WHAT YOU NEED TO DO: Find and copy the lines in the records beneath this task that contain the word "other".

[Component data from apps and pages]
○ ○ ○ ○ ○
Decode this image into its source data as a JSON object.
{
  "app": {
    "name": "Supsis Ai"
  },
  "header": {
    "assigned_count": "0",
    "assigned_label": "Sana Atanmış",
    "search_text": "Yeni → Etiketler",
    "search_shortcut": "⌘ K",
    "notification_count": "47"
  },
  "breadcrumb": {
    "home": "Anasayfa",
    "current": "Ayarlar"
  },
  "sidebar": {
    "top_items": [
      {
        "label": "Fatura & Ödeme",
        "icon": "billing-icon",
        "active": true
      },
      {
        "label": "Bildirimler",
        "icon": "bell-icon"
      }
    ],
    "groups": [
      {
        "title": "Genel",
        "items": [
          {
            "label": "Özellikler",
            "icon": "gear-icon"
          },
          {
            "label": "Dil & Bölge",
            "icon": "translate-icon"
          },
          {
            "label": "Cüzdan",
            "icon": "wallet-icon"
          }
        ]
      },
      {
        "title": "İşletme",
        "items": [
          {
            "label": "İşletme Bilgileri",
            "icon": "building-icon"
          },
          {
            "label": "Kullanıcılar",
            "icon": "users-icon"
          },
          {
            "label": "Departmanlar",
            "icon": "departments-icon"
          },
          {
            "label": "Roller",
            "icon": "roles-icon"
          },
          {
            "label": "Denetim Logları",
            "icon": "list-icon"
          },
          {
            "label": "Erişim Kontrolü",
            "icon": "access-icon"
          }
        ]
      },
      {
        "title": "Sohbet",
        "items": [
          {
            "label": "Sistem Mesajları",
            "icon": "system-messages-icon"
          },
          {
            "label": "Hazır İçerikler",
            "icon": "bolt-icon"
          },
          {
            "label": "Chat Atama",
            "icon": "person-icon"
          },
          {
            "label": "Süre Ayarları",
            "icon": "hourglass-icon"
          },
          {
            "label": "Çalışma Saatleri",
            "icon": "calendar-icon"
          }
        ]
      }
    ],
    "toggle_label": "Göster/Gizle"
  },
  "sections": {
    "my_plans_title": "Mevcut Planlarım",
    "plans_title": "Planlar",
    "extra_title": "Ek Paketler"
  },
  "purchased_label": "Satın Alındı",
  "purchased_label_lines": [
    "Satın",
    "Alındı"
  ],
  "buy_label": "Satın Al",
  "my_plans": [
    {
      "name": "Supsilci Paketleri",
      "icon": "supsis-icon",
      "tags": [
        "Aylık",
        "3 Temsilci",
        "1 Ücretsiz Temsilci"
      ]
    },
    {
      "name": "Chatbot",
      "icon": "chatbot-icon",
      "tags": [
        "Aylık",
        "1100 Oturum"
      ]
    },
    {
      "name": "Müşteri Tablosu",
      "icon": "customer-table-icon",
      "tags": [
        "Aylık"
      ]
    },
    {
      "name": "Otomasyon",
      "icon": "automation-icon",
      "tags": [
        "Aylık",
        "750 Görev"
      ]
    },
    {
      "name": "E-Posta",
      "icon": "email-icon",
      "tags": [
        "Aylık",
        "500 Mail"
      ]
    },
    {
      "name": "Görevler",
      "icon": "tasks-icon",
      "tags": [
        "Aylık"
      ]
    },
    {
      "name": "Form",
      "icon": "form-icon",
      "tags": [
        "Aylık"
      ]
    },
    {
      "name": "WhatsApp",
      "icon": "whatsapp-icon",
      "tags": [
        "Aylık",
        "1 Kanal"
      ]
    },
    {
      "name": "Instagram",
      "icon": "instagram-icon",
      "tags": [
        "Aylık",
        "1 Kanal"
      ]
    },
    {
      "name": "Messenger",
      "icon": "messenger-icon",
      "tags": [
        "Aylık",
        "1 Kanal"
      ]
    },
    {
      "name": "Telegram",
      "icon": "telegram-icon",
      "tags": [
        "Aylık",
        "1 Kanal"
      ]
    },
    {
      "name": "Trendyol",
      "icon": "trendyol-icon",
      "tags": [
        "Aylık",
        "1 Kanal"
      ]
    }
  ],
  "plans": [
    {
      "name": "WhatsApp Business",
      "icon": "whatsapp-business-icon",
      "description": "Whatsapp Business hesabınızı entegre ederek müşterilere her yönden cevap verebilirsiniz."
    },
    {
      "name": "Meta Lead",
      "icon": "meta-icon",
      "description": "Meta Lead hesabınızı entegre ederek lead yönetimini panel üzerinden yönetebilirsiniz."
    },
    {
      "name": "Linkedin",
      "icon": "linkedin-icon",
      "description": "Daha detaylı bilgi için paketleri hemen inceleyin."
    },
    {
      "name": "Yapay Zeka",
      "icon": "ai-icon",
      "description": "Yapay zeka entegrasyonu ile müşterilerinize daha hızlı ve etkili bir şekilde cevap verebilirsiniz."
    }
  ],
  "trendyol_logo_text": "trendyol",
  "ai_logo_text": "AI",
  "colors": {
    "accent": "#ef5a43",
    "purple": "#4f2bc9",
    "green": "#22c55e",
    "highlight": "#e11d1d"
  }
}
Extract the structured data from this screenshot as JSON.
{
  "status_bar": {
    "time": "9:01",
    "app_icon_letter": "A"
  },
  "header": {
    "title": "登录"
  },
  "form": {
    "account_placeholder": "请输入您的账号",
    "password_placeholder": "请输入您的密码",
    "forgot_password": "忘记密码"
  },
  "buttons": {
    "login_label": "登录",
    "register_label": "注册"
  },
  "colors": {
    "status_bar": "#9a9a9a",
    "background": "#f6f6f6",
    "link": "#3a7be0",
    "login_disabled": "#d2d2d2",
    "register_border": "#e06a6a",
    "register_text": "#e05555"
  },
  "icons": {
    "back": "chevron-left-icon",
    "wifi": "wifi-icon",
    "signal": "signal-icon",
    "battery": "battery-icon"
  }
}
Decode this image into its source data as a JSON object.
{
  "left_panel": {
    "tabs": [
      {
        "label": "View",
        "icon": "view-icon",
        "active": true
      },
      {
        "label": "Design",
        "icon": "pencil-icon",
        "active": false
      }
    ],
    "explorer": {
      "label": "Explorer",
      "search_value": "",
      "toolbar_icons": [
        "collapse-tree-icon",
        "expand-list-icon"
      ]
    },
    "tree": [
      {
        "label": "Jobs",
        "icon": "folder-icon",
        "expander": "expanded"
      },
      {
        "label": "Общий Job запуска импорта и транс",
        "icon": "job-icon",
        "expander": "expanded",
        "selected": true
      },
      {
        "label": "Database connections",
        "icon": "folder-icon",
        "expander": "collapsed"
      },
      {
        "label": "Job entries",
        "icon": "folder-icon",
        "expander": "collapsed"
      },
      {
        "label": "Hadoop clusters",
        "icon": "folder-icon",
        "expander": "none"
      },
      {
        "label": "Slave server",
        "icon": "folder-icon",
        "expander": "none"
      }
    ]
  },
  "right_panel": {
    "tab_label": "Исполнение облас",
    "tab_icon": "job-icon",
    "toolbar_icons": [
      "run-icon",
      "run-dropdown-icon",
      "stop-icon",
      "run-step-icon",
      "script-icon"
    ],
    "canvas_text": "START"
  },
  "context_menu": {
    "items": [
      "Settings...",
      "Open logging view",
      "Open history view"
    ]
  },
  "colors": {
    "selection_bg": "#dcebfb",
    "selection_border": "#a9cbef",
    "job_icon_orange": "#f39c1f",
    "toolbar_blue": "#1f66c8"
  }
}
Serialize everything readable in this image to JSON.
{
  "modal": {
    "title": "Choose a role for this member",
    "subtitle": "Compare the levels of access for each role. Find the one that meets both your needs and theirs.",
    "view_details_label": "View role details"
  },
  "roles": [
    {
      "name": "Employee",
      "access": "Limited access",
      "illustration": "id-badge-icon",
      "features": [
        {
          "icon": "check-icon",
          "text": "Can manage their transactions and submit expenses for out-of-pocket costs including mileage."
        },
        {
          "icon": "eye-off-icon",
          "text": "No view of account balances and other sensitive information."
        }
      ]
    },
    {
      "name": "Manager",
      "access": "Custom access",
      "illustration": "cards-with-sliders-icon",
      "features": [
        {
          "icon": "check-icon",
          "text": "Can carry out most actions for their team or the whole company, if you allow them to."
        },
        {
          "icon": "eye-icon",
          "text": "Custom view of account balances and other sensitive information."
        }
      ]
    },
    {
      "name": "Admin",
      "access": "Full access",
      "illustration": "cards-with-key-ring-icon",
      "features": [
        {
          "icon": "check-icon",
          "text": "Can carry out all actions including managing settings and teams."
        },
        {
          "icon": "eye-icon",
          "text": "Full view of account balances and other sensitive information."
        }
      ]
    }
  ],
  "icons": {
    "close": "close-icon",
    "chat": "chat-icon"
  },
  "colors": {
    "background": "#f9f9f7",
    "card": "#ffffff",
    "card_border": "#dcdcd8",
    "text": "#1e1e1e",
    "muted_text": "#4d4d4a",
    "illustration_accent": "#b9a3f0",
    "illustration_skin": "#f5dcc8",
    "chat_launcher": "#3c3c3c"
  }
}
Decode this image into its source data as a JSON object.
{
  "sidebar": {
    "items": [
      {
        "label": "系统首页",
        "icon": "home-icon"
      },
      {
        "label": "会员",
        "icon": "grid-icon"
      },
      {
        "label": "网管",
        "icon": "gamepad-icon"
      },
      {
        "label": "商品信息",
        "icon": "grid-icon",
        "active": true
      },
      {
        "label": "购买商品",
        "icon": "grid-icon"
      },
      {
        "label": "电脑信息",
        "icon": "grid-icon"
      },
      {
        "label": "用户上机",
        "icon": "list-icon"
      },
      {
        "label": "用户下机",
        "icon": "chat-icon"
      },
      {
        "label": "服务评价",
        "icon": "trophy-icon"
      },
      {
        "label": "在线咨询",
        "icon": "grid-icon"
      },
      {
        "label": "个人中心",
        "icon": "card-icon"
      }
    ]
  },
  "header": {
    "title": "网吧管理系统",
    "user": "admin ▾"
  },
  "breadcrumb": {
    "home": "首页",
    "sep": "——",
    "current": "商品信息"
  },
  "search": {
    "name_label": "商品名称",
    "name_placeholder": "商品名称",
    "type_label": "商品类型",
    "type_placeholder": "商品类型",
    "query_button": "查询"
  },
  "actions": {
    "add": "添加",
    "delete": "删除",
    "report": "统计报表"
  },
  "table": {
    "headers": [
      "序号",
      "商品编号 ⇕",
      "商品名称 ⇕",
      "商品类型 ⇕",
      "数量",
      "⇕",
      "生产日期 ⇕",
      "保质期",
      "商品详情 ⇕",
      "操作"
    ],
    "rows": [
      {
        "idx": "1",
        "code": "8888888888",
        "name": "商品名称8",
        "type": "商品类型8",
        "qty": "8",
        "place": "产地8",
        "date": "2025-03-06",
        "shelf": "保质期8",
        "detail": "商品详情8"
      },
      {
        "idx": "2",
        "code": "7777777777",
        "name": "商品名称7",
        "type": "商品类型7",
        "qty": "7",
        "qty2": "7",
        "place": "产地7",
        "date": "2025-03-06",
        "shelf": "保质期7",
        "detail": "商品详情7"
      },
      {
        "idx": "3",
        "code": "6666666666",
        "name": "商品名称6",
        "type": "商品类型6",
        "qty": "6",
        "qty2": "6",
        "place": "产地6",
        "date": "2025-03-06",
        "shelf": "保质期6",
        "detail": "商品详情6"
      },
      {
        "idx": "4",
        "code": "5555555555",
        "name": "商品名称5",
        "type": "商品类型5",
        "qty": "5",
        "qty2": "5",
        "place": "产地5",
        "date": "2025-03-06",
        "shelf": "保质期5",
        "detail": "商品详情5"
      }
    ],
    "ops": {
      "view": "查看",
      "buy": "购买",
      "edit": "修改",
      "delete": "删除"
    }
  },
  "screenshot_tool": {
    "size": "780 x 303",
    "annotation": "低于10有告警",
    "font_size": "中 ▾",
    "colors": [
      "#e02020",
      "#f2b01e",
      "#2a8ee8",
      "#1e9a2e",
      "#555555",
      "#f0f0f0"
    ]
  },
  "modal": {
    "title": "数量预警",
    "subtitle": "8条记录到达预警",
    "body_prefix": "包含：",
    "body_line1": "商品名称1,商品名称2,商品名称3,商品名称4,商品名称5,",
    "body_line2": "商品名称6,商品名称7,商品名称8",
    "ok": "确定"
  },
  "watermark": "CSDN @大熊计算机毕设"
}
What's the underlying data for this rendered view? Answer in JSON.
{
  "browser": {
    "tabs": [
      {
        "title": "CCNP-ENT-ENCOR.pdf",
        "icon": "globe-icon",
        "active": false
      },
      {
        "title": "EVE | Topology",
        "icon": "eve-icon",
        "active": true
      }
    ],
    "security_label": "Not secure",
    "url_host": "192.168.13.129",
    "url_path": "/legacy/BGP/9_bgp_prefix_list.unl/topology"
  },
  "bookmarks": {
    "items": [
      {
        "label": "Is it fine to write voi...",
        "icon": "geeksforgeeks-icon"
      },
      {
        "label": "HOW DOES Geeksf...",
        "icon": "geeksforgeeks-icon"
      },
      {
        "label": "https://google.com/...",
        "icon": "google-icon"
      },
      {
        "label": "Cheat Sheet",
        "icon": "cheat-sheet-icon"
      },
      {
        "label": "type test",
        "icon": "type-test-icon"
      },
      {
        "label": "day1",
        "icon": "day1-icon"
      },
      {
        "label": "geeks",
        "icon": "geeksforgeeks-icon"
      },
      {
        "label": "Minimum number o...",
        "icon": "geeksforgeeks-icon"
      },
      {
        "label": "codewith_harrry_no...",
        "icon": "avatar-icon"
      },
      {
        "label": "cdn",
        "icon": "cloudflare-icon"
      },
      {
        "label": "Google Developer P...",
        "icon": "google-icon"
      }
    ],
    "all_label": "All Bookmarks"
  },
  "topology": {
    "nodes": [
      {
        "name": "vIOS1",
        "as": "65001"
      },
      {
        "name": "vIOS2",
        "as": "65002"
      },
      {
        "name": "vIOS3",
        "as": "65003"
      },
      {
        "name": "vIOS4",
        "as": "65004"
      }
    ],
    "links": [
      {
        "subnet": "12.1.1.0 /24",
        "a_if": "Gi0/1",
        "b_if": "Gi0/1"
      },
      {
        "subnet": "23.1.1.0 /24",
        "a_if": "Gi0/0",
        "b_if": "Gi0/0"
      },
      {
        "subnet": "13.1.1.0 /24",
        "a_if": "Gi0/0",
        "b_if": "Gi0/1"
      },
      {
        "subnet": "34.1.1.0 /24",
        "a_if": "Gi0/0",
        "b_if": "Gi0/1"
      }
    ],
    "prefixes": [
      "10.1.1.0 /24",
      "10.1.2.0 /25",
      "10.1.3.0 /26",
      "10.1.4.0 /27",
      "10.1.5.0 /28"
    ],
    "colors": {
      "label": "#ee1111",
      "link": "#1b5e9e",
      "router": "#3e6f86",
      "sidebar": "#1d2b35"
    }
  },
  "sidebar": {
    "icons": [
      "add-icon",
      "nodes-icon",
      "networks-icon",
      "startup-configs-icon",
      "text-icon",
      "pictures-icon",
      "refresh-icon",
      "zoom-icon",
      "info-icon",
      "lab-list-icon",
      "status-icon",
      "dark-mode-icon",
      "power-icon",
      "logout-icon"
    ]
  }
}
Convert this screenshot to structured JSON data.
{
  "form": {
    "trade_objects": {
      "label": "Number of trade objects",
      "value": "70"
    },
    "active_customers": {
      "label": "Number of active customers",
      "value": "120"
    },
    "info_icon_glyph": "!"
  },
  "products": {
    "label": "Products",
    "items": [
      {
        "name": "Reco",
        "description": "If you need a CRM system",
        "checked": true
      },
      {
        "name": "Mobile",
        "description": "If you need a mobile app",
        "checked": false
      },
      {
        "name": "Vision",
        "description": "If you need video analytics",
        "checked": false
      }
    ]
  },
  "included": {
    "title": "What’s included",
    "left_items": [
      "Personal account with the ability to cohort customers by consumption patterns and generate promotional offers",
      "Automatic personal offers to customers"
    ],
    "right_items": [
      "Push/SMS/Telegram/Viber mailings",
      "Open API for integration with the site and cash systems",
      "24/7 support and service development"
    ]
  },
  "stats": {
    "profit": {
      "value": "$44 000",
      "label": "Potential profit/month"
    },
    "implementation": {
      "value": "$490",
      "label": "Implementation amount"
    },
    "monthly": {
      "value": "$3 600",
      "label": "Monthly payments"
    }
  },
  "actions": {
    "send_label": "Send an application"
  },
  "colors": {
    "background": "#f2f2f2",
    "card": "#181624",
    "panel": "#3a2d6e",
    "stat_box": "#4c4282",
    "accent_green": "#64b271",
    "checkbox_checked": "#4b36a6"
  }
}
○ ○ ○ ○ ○
RESPONSE:
          "text": "No view of account balances and other sensitive information."
          "text": "Custom view of account balances and other sensitive information."
          "text": "Full view of account balances and other sensitive information."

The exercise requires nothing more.